- _Data for processing_:
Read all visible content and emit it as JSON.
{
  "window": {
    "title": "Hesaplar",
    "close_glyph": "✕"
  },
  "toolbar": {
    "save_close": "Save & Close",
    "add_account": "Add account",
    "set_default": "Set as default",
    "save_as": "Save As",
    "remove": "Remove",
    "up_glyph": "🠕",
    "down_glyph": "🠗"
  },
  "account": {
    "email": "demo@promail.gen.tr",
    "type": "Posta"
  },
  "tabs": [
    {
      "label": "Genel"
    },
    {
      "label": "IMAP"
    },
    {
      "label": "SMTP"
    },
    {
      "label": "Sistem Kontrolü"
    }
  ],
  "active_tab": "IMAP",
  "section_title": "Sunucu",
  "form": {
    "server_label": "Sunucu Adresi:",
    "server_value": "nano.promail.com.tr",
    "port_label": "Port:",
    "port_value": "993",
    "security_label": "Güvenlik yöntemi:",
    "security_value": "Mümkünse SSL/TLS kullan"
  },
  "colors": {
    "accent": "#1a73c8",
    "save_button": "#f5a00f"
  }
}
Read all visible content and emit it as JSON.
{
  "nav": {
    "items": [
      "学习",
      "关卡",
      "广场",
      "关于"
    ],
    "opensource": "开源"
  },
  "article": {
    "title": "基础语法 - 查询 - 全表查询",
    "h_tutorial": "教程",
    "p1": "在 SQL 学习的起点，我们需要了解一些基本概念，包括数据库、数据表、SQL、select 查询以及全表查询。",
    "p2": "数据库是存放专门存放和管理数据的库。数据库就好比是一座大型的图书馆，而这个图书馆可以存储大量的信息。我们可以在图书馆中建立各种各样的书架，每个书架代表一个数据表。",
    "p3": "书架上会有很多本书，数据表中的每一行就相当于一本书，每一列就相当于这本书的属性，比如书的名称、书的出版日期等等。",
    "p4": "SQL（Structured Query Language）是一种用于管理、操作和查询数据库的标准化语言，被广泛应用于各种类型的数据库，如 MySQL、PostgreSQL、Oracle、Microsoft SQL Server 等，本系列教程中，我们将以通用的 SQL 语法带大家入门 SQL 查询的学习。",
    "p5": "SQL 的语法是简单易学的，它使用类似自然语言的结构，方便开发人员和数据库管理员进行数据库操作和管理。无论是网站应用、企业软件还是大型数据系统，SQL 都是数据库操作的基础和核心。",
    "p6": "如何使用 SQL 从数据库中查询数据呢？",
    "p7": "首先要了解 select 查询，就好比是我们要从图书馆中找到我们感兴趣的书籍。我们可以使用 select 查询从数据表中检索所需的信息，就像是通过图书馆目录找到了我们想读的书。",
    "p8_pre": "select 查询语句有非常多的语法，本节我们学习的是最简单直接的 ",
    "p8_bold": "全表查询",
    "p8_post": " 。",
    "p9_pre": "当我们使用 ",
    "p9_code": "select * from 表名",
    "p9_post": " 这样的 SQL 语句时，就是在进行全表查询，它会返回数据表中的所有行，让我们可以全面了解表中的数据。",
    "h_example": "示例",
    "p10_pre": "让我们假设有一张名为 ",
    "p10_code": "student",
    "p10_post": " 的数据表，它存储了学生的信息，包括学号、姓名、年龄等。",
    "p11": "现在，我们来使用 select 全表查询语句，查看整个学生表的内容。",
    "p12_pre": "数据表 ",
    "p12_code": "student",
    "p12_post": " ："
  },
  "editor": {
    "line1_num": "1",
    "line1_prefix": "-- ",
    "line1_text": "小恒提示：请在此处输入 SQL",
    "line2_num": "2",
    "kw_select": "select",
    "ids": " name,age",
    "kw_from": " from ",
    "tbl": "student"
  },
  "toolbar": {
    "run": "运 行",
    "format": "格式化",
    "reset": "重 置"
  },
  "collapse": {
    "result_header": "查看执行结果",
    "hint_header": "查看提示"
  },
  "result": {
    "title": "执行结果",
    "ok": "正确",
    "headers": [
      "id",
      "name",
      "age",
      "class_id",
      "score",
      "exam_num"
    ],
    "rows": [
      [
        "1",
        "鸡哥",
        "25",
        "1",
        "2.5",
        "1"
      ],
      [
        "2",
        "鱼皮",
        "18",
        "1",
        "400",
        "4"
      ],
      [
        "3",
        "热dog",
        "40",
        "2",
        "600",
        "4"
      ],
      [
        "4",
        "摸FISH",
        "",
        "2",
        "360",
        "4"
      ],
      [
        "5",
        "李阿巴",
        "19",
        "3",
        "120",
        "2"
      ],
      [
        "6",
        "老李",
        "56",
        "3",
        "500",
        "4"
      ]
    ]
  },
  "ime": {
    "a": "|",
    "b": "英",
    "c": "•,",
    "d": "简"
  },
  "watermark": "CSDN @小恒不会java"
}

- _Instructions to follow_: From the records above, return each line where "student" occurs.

- _Reply_:
    "p10_code": "student",
    "p12_code": "student",
    "tbl": "student"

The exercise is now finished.